Is there any doubt that any future bills introduced by Mr. Boehner, Mr. Reid or anyone else will suffer similar fates? 

The fact that this Congress is so careless in maintaining fidelity to its own standards speaks volumes.  I believe Albert Einstein would not trust this crew to keep their future spending cut promises.  Do you?

One observation that can be made about the scrambling going on to resolve the crisis-de-jour (our national debt ceiling) is that each emerging proposal relies heavily on Congress keeping its word in the future.  Each resolution adopts the form "we are going to enable ongoing debt accrual for now but we promise to do XYZ in the future to mitigate that debt."  Given that we are betting our financial future on their promises it seems prudent to stop for a second to consider if Congress is, indeed, worthy of our trust. 

Albert Einstein once said "Whoever is careless with the truth in small matters cannot be trusted with important matters."

With that in mind, let's evaluate Congress on a few 'small matters' as a foreshadowing of things to come.  On January 5th, 2011 the House passed H. Res. 5 on a vote of 240-191. H. Res. 5 adopted the rules by which the 112th Congress is to abide.   These rules comprise the core doctrines to which they obligated themselves in performing their legislative duties.  Surely, this document is as good as any in specifying a set of evaluation criteria for their actions.  If they aren't true to their own rules today, how could anyone reasonably believe they will abide by their promises in the future?

Let's, then, apply their own evaluation criteria to a single House bill recently proposed to address raising the debt-ceiling: The Cut, Cap and Balance Act of 2011 (H.Res. 2560).

Critereon 1:  Limitation on Long-Term Spending. 

This rule prohibits the consideration of any measure which increases mandatory spending above $5B for any 10 year window within a 40 year period.

Even at a historically low interest rate of only 2% this rule would prohibit the House from considering any bill that increases the national debt by more than $250B over 10 years.  H.Res. 2560 proposed raising the debt ceiling from $14.3 trillion to $16.7 trillion ($2.4 trillion).

In accordance with its own rules, H.Res. 2560 should never have seen the light of day, but they broke their rules and considered it anyway.

Critereon 2: The Cut-Go Rule- Part A

This rule states that any legislation increasing mandatory spending over one, five, or ten years must cut spending by an equal or greater amount elsewhere.  Any reasonable person would accept as truth that allowing the debt to increase by $2.4 trillion would force the US into additional mandatory spending to pay the interest on that debt. 

Offsetting spending cuts were promised, but H.Res. 2560 delivers none.

Critereon 3: Three-Day Availability for Unreported Bill 

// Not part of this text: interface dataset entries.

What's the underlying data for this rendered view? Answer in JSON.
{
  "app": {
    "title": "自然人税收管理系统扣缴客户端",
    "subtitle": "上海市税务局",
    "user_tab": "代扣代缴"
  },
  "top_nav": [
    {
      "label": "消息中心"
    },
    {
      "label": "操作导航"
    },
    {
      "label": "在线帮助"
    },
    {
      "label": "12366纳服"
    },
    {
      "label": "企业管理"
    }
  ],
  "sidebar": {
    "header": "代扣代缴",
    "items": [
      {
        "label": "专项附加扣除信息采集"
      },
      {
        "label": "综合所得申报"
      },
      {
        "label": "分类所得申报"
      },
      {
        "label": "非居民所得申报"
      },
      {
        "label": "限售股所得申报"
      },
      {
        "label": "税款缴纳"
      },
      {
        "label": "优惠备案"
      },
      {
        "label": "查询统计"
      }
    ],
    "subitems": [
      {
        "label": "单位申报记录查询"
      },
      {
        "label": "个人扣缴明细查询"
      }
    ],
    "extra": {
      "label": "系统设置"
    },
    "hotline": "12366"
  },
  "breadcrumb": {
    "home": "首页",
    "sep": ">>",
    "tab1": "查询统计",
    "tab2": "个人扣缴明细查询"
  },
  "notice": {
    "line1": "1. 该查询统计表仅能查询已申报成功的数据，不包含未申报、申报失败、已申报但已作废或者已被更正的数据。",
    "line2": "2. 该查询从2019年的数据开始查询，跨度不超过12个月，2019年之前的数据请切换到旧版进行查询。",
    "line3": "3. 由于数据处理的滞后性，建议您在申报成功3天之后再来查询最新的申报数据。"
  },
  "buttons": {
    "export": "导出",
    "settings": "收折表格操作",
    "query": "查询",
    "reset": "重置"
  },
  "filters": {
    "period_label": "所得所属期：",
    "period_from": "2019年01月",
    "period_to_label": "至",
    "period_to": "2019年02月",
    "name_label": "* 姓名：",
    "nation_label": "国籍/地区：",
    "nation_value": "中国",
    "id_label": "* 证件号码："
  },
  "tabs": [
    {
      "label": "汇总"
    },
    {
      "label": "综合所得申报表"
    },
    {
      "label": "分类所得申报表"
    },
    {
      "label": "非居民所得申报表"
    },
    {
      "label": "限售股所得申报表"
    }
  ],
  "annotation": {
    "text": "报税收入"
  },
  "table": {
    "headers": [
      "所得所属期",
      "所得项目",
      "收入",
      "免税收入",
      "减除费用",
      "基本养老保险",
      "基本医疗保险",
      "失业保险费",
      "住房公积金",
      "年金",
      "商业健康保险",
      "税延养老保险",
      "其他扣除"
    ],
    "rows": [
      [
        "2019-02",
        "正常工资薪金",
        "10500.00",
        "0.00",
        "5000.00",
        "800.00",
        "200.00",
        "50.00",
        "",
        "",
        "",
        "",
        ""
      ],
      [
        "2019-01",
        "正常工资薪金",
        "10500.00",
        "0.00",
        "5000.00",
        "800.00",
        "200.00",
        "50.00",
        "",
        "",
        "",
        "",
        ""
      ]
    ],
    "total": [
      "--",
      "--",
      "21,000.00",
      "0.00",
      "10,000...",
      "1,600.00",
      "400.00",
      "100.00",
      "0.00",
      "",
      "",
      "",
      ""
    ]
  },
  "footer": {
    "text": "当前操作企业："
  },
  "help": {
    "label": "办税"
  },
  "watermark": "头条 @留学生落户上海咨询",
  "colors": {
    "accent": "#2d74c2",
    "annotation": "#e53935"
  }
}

House rules require that a bill must be available to Members for three calendar days before it is considered in the House (voted on).  H.Res. 2560 was approved by the Rules Committee at 7:58PM July 18th. It was voted on and passed by the House at 2:38PM July 19th.   Total elapsed time available:  18 hours and 40 minutes.

Flouting the Rules

The methods used by the House to flout its own rules should help in predicting its future behavior.  First, to navigate around the obvious truth that increased payments on the debt require mandatory future payments (as does Social Security, Medicare, etc.) they simply exempted interest payments from the definition of 'direct spending' within the bill.  With a few keystrokes they redefined the true meaning of 'spending'.  Very Clintonesque.  As for the rule requiring time to evaluate the bill before voting on it (think ObamaCare)?  The Rules Committee 'waived all points of order' against consideration of the bill.  In English, they decided to intentionally disregard their own rules.

Is there any doubt that any future bills introduced by Mr. Boehner, Mr. Reid or anyone else will suffer similar fates? 

The fact that this Congress is so careless in maintaining fidelity to its own standards speaks volumes.  I believe Albert Einstein would not trust this crew to keep their future spending cut promises.  Do you?